Between the ears at Stepping Stone Farm. Saddle seat barns are designed to ride in the aisle. Took me a long time to get used to this.
When we last heard from our hero, he was excited about his adventures off the farm [New Tank Syndrome].
Rodney Is Simple
The day after delivering the jump [Rollerskates], we took Rodney to SSF. He took the inaugural hop! And then he got himself all in a state because he was JUMPING. Yes, I want my horse eager to jump. This does not mean getting one’s panties in a wad about an 18″ crossrail. Save it for the 4′ jump-off.
Unlike Milton, Rodney works the same at home as he does abroad, for good or for ill. Yeah, he was interested in all! the! other! horses!, but that’s a normal response for someone who doesn’t get out much (trust me on this). He didn’t find reassurance in the small ring as we had expected. Covered ring, big ring, walking up the driveway, working at home, I had pretty much the same horse. This means we can work in the backyard rather than hauling him hither and yon.
Rodney Is Complicated
I get on. We walk about. I pick up the tiniest contact. Nothing else. Sitting quietly, asking my horse to walk gently around the ring. Whereupon Rodney slows down his pace, curls his head and neck assembly, jackknifes his turns, and basically ties himself into a pretzel. Then he gets mad because this is hard work. I’m like, ‘Dude, this whole pretzel thing was your idea.’

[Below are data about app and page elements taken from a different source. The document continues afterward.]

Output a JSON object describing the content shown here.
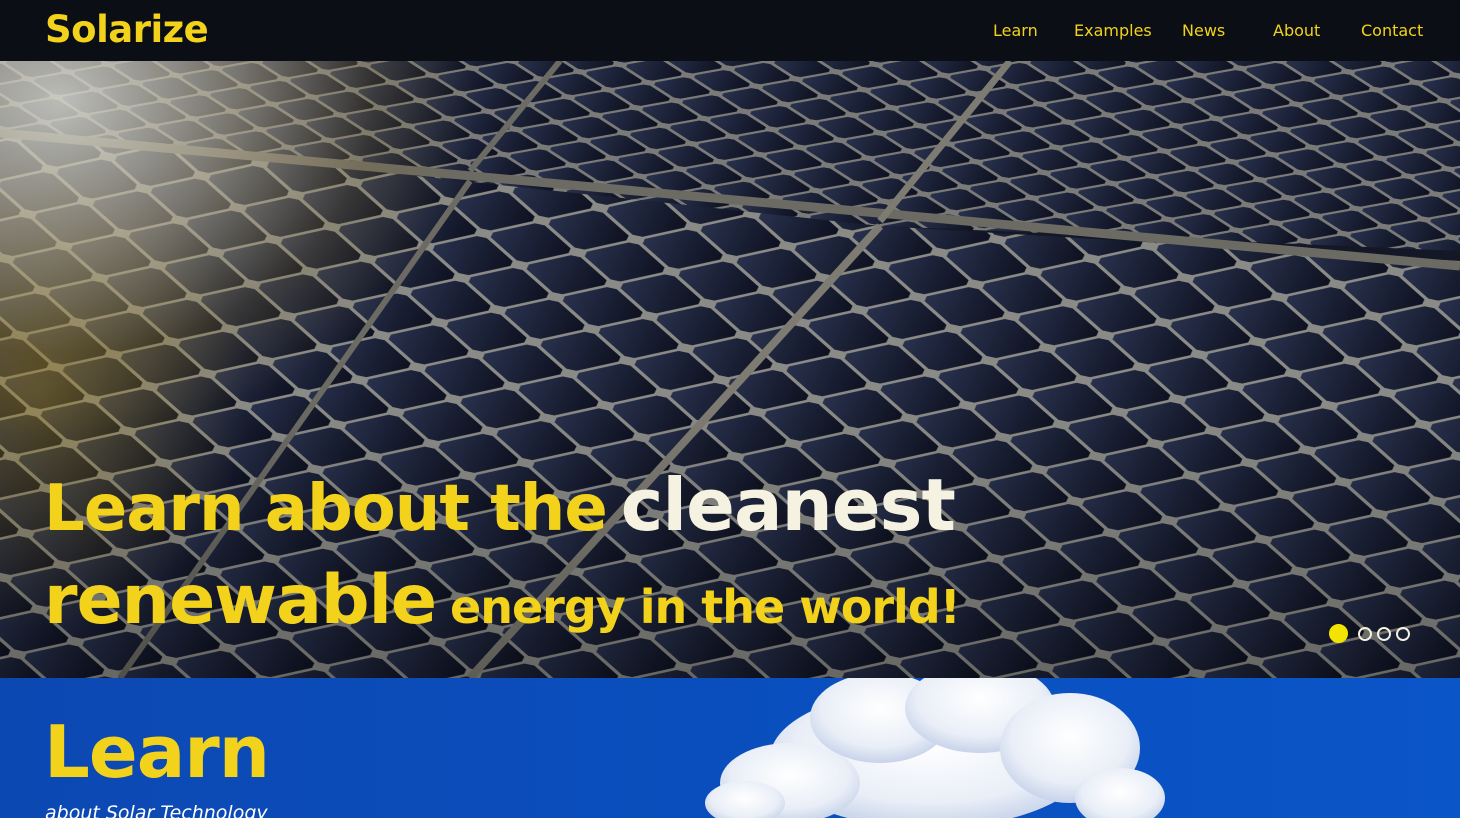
{
  "nav": {
    "logo": "Solarize",
    "links": [
      "Learn",
      "Examples",
      "News",
      "About",
      "Contact"
    ]
  },
  "hero": {
    "line1_a": "Learn about the",
    "line1_b": "cleanest",
    "line2_a": "renewable",
    "line2_b": "energy in the world!",
    "slides_total": 4,
    "active_slide": 1
  },
  "learn": {
    "title": "Learn",
    "subtitle": "about Solar Technology"
  },
  "colors": {
    "accent": "#f2d21b",
    "nav_bg": "#0b0e15",
    "section_blue": "#0a4fbf",
    "headline_white": "#f5f2e2"
  },
  "icons": [
    "carousel-dot-icon"
  ]
}
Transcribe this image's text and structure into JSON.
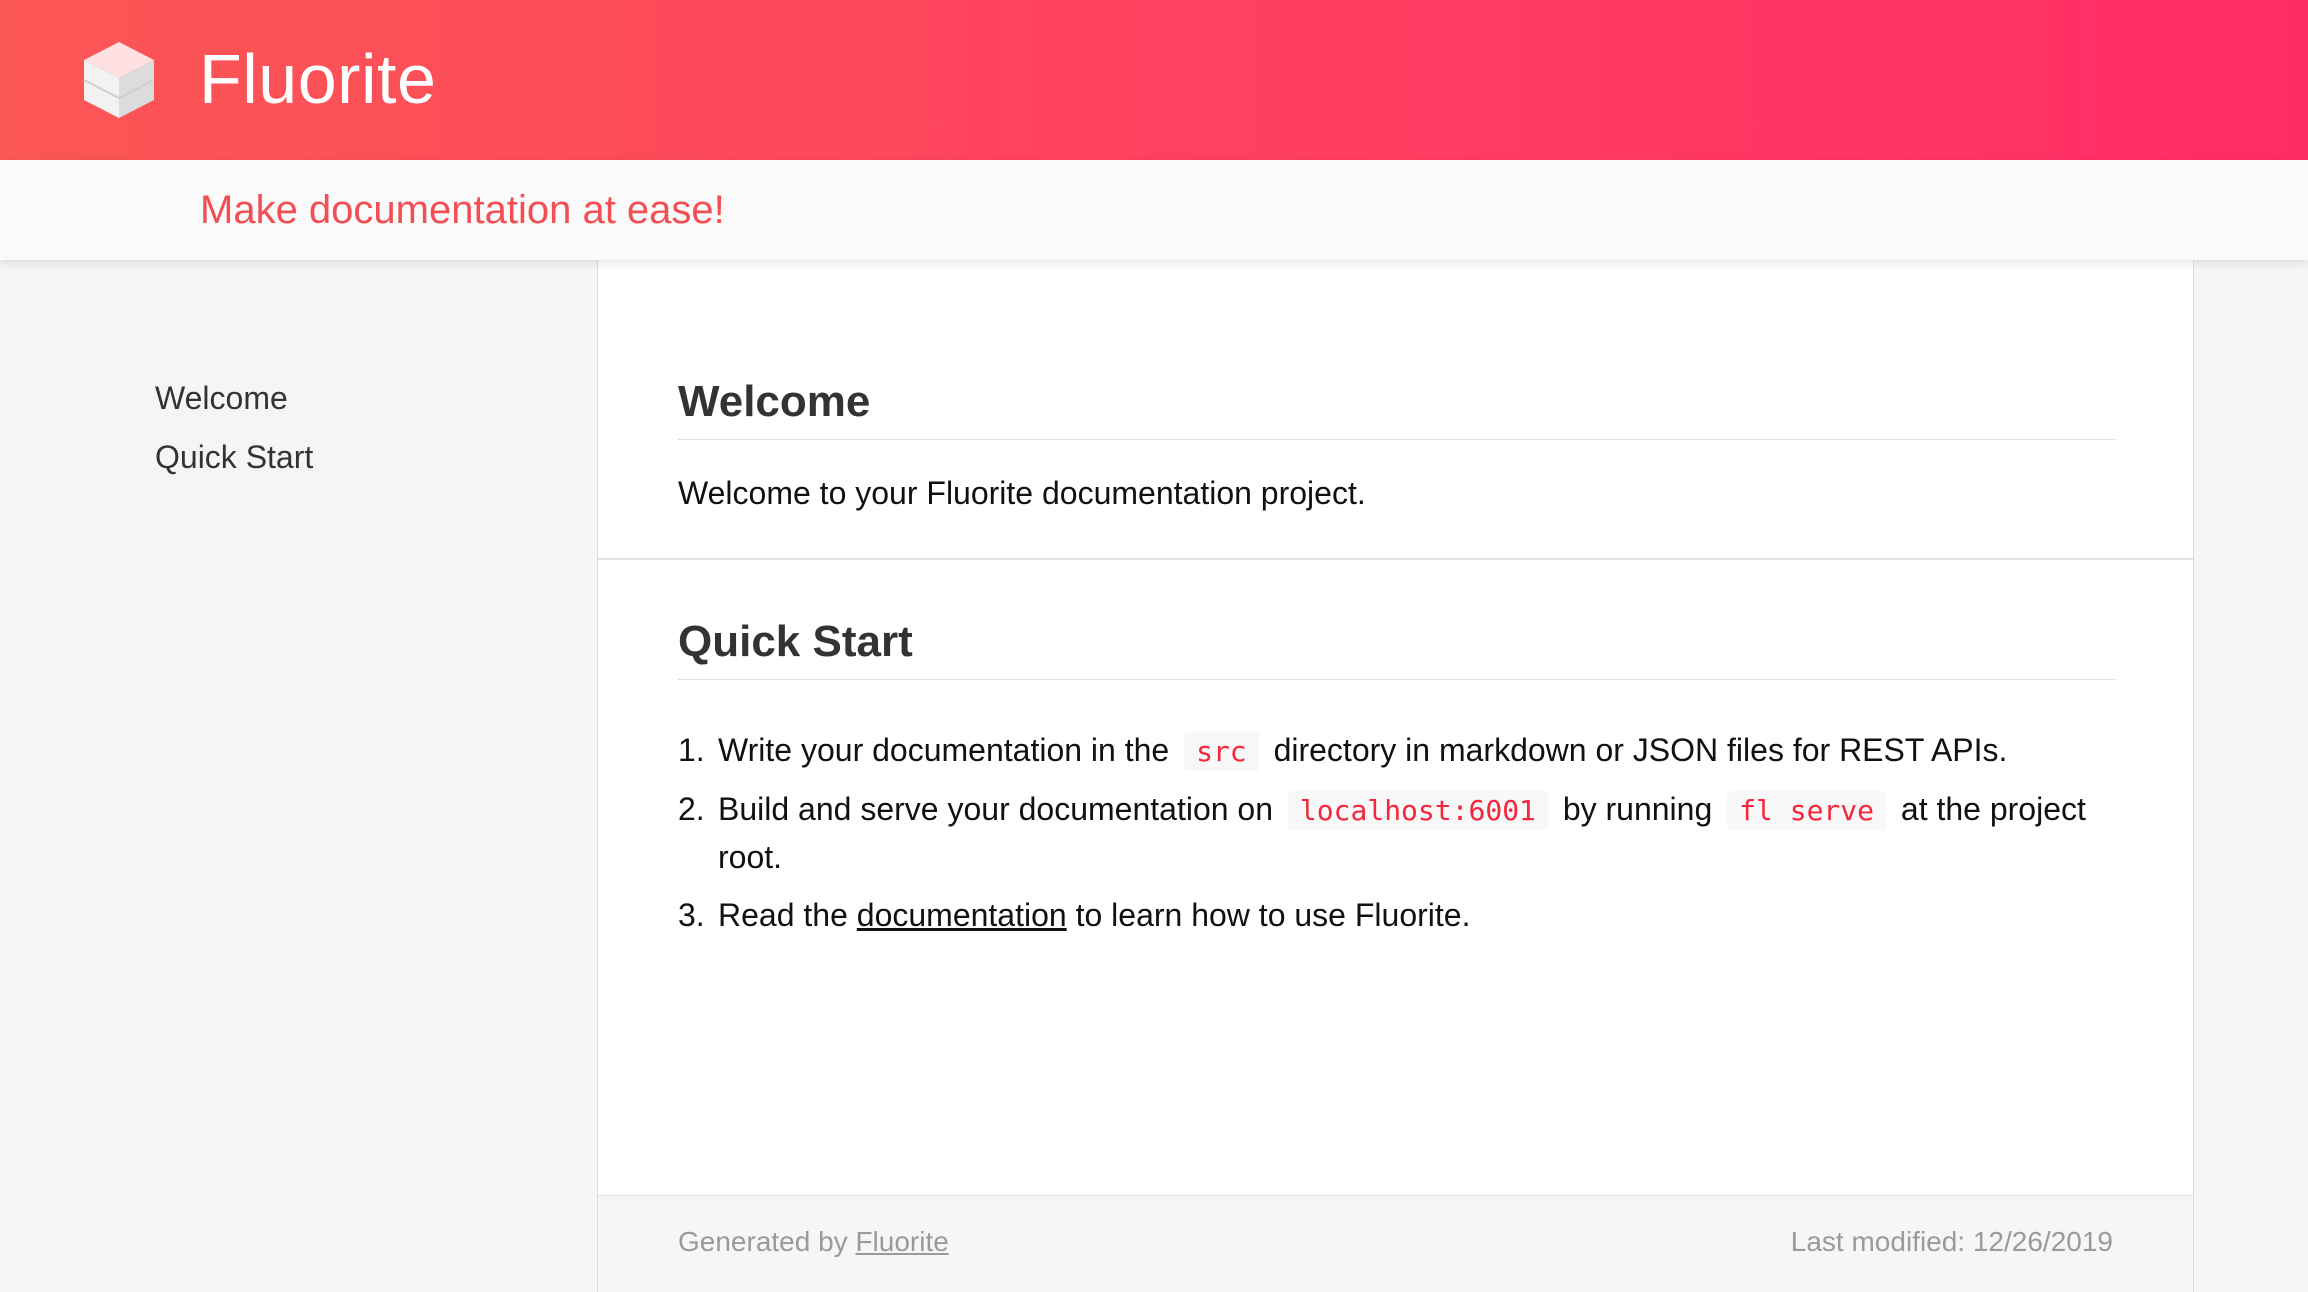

Knobs on 11 and a disproportionate response to stimuli. Le sigh.
Thank you for reading,